1) Today was the day of the AIG shock, which reported an H1 loss of $13.6 billion. All of the credit default swaps they wrote are coming back to roost. The news took the Dow down 220.

2) Whole Foods (WFMI) is suspending its dividend, canceling new store openings, and offering more low cost food in the wake of a 31% decline in earnings. The Texas based food retailer, also known as ‘whole paycheck’ by its long suffering clientele, has seen its stock plunge 74% from $70 to $18 in the past two years.

3) If the predictions of Chinese Olympic prowess prove correct, China will have invested $7 million per medal in training costs.

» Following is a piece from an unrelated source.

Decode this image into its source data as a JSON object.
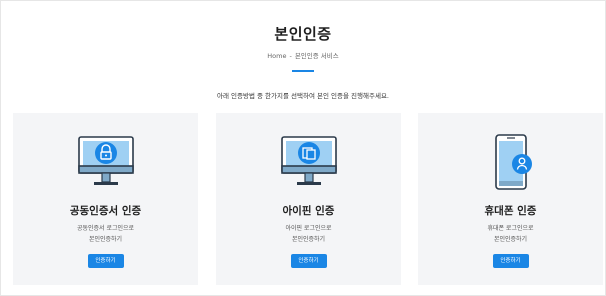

4) Last year PG&E obtained 47% of its energy from natural gas, 11.7% from renewable sources like hydro, solar, and biomass, and 4% from coal. The company is gearing up for a big increase in demand for electricity from plug in cars over the next decade.

5) Weekly jobless claims hit a 6 ?? year high of 455,000.

6) Citibank has agreed with the SEC to buy back $7 billion in auction rate securities. These short term municipal notes were sold as a quasi money market instruments to high net worth individuals, but ended up becoming totally illiquid when the credit crisis hit. C needs this like a hole in the head. The stock dropped 4%. The settlement is expected to hit other investment banks, like Lehman (LEH), with a tidal wave of litigation.

7) It is clear that the big three auto makers are about to become the big two. General Motors (GM) and privately owned Chrysler are in a race to go under. Ford (F) now appears to be the strongest, or least weakest of the trio.

8) Pending home sales for June were up a surprising +5.3%, but still down -12.3% YOY. Sales were strongest in markets like Sacramento and Las Vegas where the biggest price falls have occurred. More than 40% of are sales are still from foreclosures.